Nino Zavradashvili, Jordi Puiggali and Ramaz Katsarava* Pages 566 - 593 ( 28 )
Degradable polymers (DPs) - “green materials” of the future, have an innumerable use in biomedicine, particularly in the fields of tissue engineering and drug delivery. Among these kind of materials naturally occurring polymers - proteins which constituted one of the most important “bricks of life” - α-amino acids (AAs) are highly suitable. A wide biomedical applicability of proteins is due to special properties such as a high affinity with tissues and releasing AAs upon biodegradation that means a nutritive potential for cells. Along with these positive characteristics proteins as biomedical materials they have some shortcomings, such as batch-to-batch variation, risk of disease transmission, and immune rejection. The last limitation is connected with the molecular architecture of proteins. Furthermore, the content of only peptide bonds in protein molecules significantly restricts their material properties. Artificial polymers with the composition of AAs are by far more promising as degradable biomaterials since they are free from the limitations of proteins retaining at the same time their positive features - a high tissue compatibility and nutritive potential. The present review deals with a brief description of different families of AA-based artificial polymers, such as poly(amino acid)s, pseudo-poly(amino acid)s, polydepsipeptides, and pseudo-proteins - relatively new and broad family of artificial AA-based DPs. Most of these polymers have a different macromolecular architecture than proteins and contain various types of chemical links along with NH-CO bonds that substantially expands properties of materials destined for sophisticated biomedical applications.
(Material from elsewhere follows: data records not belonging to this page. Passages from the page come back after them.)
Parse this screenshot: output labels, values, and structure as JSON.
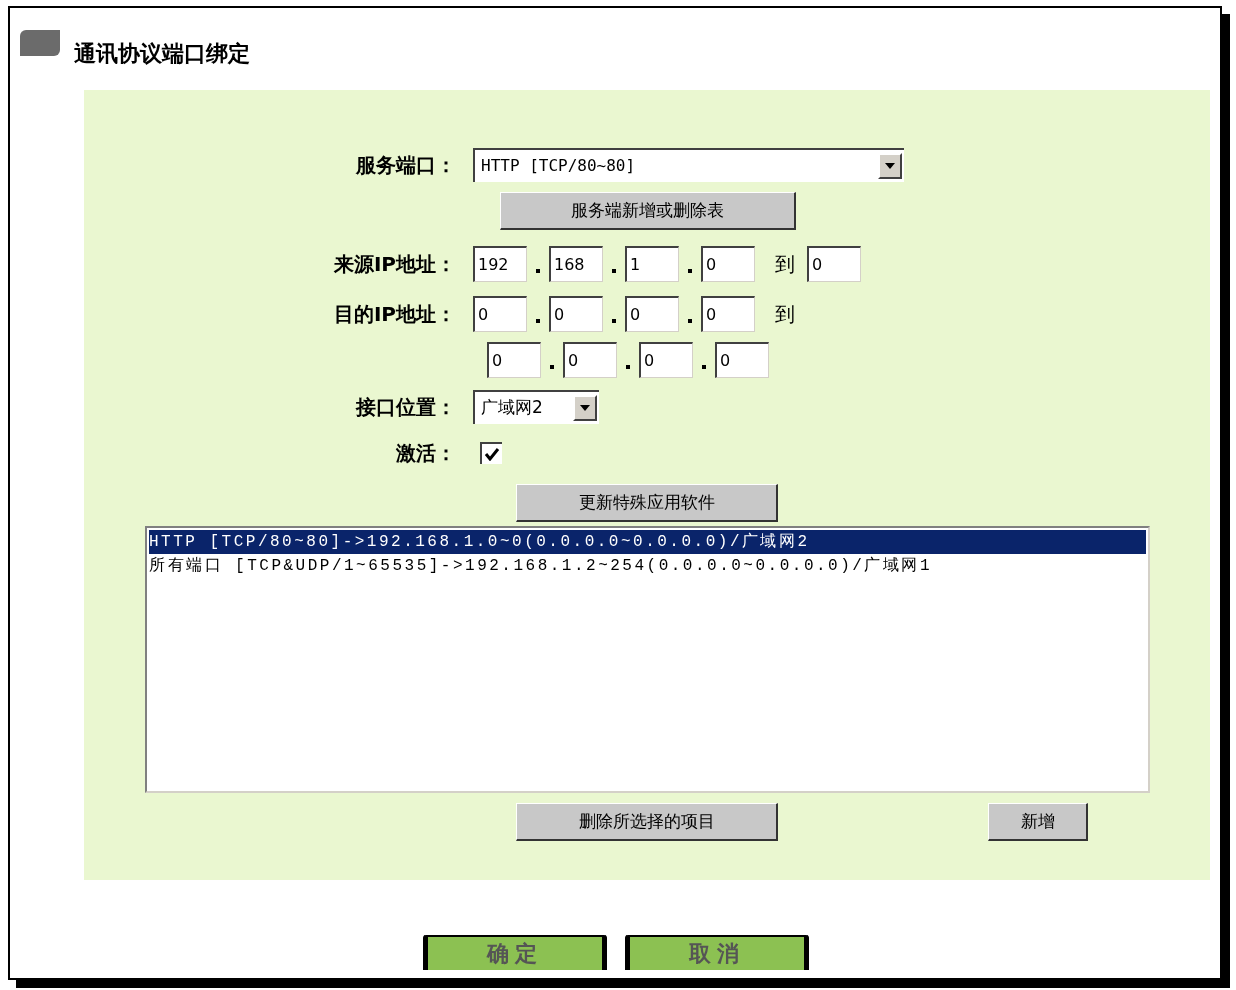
{
  "title": "通讯协议端口绑定",
  "form": {
    "service_port": {
      "label": "服务端口：",
      "value": "HTTP [TCP/80~80]"
    },
    "service_table_button": "服务端新增或删除表",
    "source_ip": {
      "label": "来源IP地址：",
      "octets": [
        "192",
        "168",
        "1",
        "0"
      ],
      "to_label": "到",
      "end": "0"
    },
    "destination_ip": {
      "label": "目的IP地址：",
      "start": [
        "0",
        "0",
        "0",
        "0"
      ],
      "to_label": "到",
      "end": [
        "0",
        "0",
        "0",
        "0"
      ]
    },
    "interface": {
      "label": "接口位置：",
      "value": "广域网2"
    },
    "active": {
      "label": "激活：",
      "checked": true
    },
    "update_button": "更新特殊应用软件"
  },
  "list": {
    "items": [
      {
        "text": "HTTP [TCP/80~80]->192.168.1.0~0(0.0.0.0~0.0.0.0)/广域网2",
        "selected": true
      },
      {
        "text": "所有端口 [TCP&UDP/1~65535]->192.168.1.2~254(0.0.0.0~0.0.0.0)/广域网1",
        "selected": false
      }
    ]
  },
  "delete_button": "删除所选择的项目",
  "add_button": "新增",
  "footer_buttons": [
    "确定",
    "取消"
  ]
}
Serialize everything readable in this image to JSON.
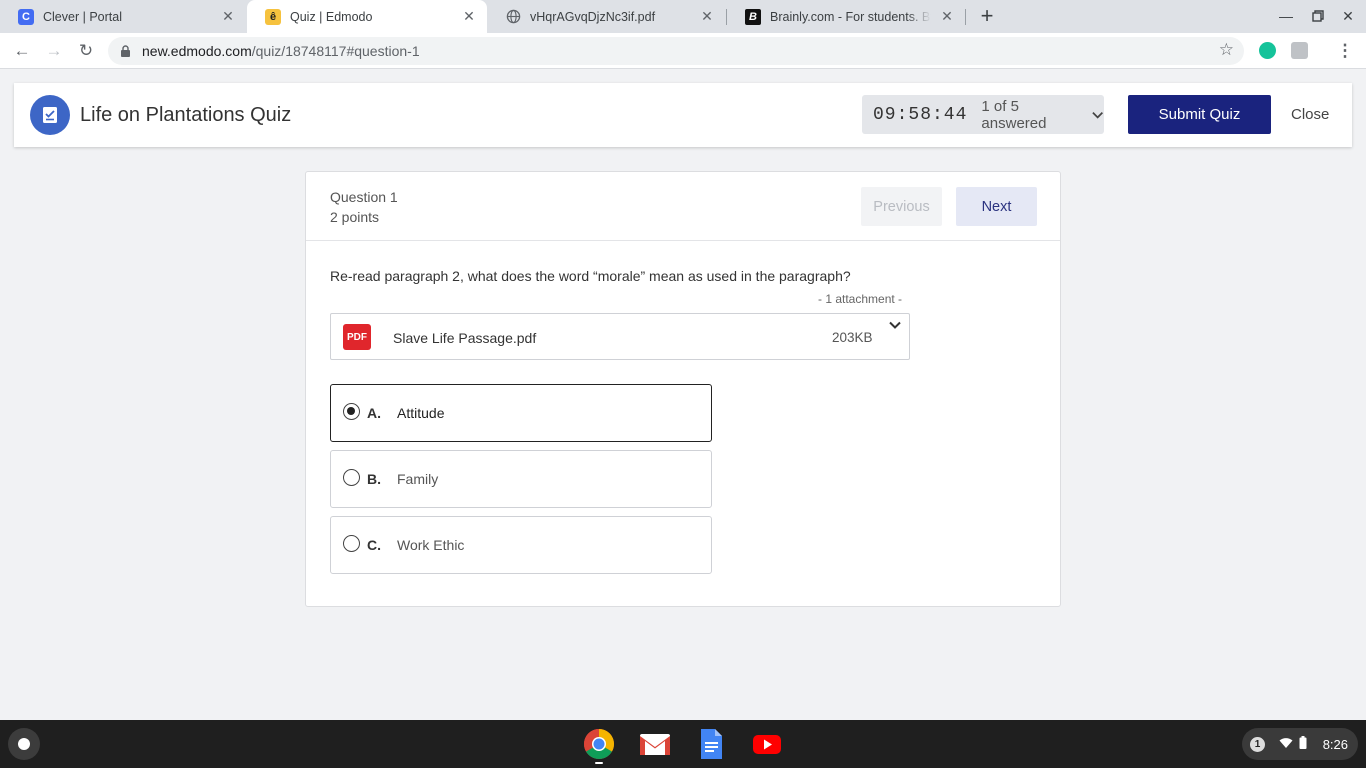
{
  "browser": {
    "tabs": [
      {
        "title": "Clever | Portal",
        "icon": "clever-icon",
        "glyph": "C"
      },
      {
        "title": "Quiz | Edmodo",
        "icon": "edmodo-icon",
        "glyph": "ê"
      },
      {
        "title": "vHqrAGvqDjzNc3if.pdf",
        "icon": "globe-icon",
        "glyph": ""
      },
      {
        "title": "Brainly.com - For students. By students.",
        "icon": "brainly-icon",
        "glyph": "B"
      }
    ],
    "url_host": "new.edmodo.com",
    "url_path": "/quiz/18748117#question-1"
  },
  "quiz": {
    "title": "Life on Plantations Quiz",
    "timer": "09:58:44",
    "answered": "1 of 5 answered",
    "submit_label": "Submit Quiz",
    "close_label": "Close"
  },
  "question": {
    "number_label": "Question 1",
    "points_label": "2 points",
    "prev_label": "Previous",
    "next_label": "Next",
    "prompt": "Re-read paragraph 2, what does the word “morale” mean as used in the paragraph?",
    "attachment_count": "- 1 attachment  -",
    "attachment": {
      "type_label": "PDF",
      "name": "Slave Life Passage.pdf",
      "size": "203KB"
    },
    "options": [
      {
        "letter": "A.",
        "text": "Attitude",
        "selected": true
      },
      {
        "letter": "B.",
        "text": "Family",
        "selected": false
      },
      {
        "letter": "C.",
        "text": "Work Ethic",
        "selected": false
      }
    ]
  },
  "shelf": {
    "apps": [
      "chrome-icon",
      "gmail-icon",
      "docs-icon",
      "youtube-icon"
    ],
    "notification_count": "1",
    "time": "8:26"
  },
  "colors": {
    "primary": "#1a237e",
    "quiz_icon": "#3d66c6",
    "pdf": "#e0262c"
  }
}
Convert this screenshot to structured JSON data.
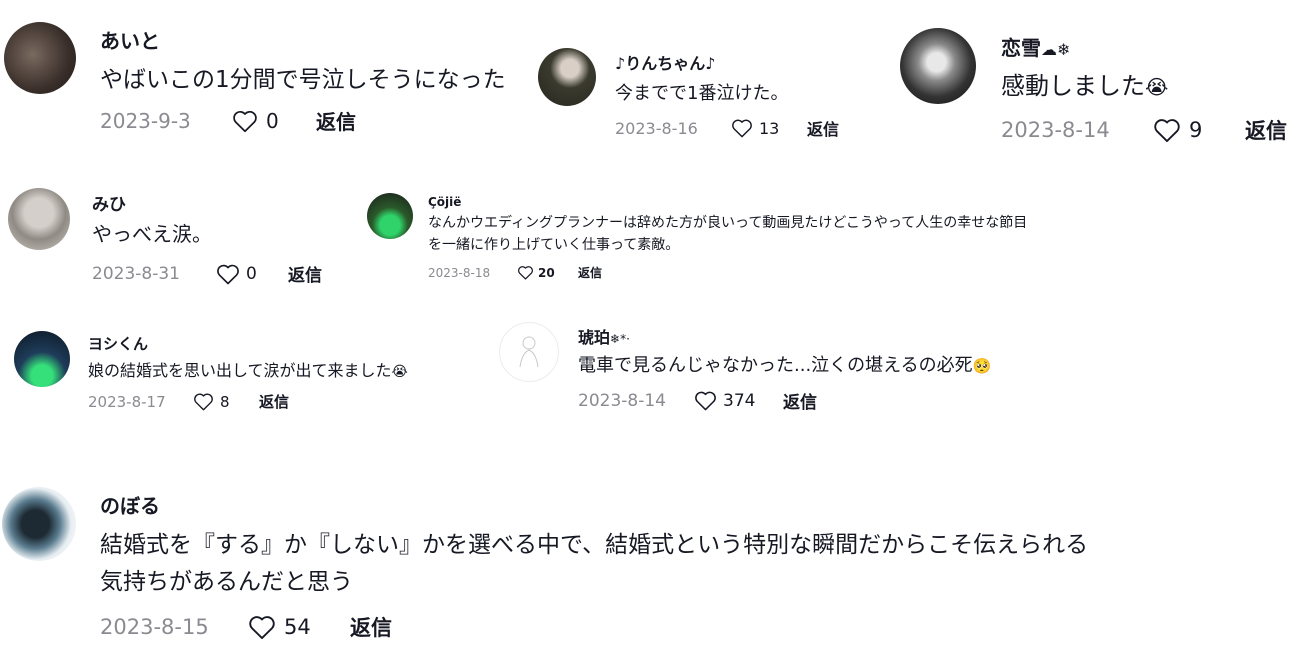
{
  "comments": [
    {
      "name": "あいと",
      "text": "やばいこの1分間で号泣しそうになった",
      "date": "2023-9-3",
      "likes": "0",
      "reply": "返信"
    },
    {
      "name": "♪りんちゃん♪",
      "text": "今までで1番泣けた。",
      "date": "2023-8-16",
      "likes": "13",
      "reply": "返信"
    },
    {
      "name": "恋雪",
      "name_suffix": "☁❄",
      "text": "感動しました",
      "text_suffix": "😭",
      "date": "2023-8-14",
      "likes": "9",
      "reply": "返信"
    },
    {
      "name": "みひ",
      "text": "やっべえ涙。",
      "date": "2023-8-31",
      "likes": "0",
      "reply": "返信"
    },
    {
      "name": "Çöjië",
      "text_line1": "なんかウエディングプランナーは辞めた方が良いって動画見たけどこうやって人生の幸せな節目",
      "text_line2": "を一緒に作り上げていく仕事って素敵。",
      "date": "2023-8-18",
      "likes": "20",
      "reply": "返信"
    },
    {
      "name": "ヨシくん",
      "text": "娘の結婚式を思い出して涙が出て来ました",
      "text_suffix": "😭",
      "date": "2023-8-17",
      "likes": "8",
      "reply": "返信"
    },
    {
      "name": "琥珀",
      "name_suffix": "❄*·",
      "text": "電車で見るんじゃなかった...泣くの堪えるの必死",
      "text_suffix": "🥺",
      "date": "2023-8-14",
      "likes": "374",
      "reply": "返信"
    },
    {
      "name": "のぼる",
      "text_line1": "結婚式を『する』か『しない』かを選べる中で、結婚式という特別な瞬間だからこそ伝えられる",
      "text_line2": "気持ちがあるんだと思う",
      "date": "2023-8-15",
      "likes": "54",
      "reply": "返信"
    }
  ],
  "icons": {
    "like": "heart-outline-icon"
  },
  "colors": {
    "text": "#161823",
    "meta": "#8a8b91",
    "background": "#ffffff"
  }
}
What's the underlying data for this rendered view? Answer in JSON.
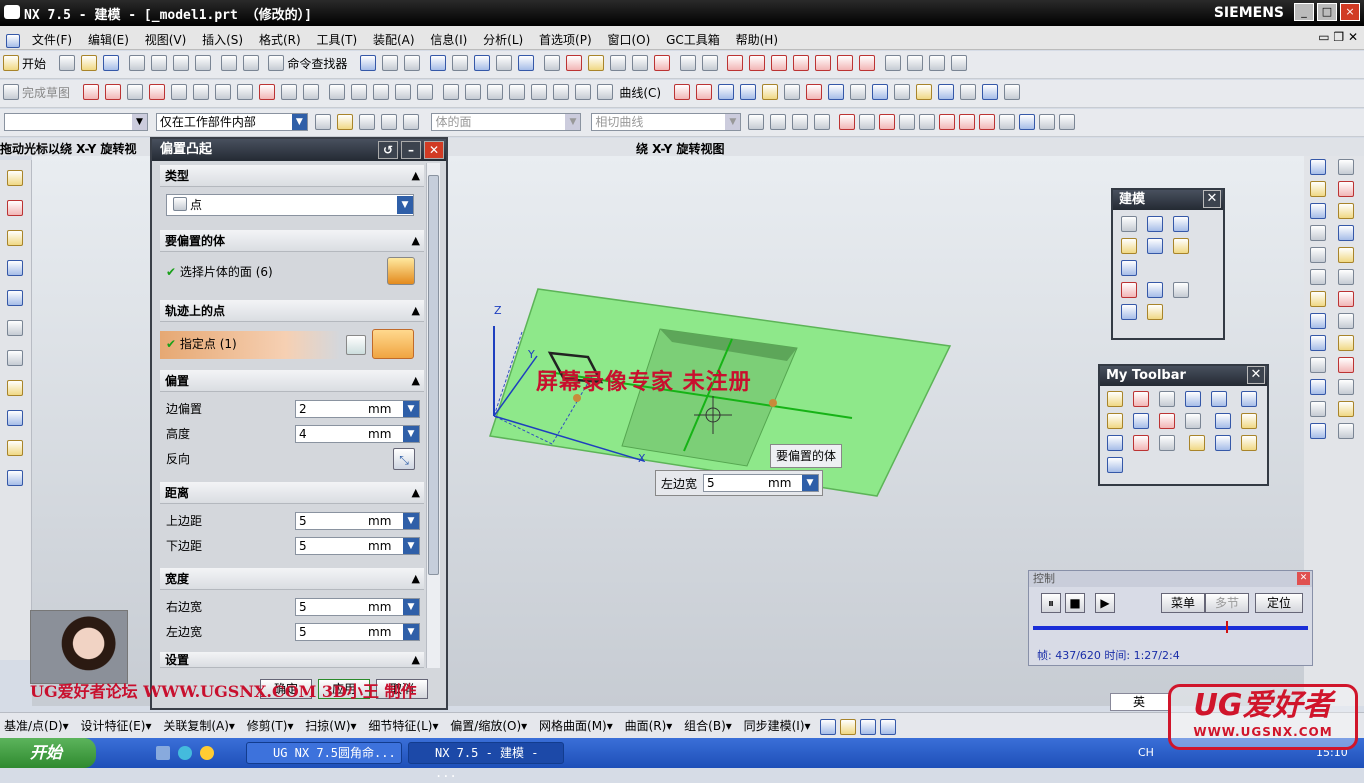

α-amino acids, artificial polymers, degradable polymers, poly(amino acid)s, pseudo-poly(amino acid)s, polydepsipeptides, pseudo- proteins.
Institute of Chemistry and Molecular Engineering, Agricultural University of Georgia, Kakha Bendukidze University Campus, # 240 David Aghmashenebeli Alley, Tbilisi 0131, Departament d’Enginyeria Quimica, EEBE, Universitat Politecnica de Catalunya, Edifici I.2, C/Eduard Maristany, 10-14, Barcelona 08019, Institute of Chemistry and Molecular Engineering, Agricultural University of Georgia, Kakha Bendukidze University Campus, # 240 David Aghmashenebeli Alley, Tbilisi 0131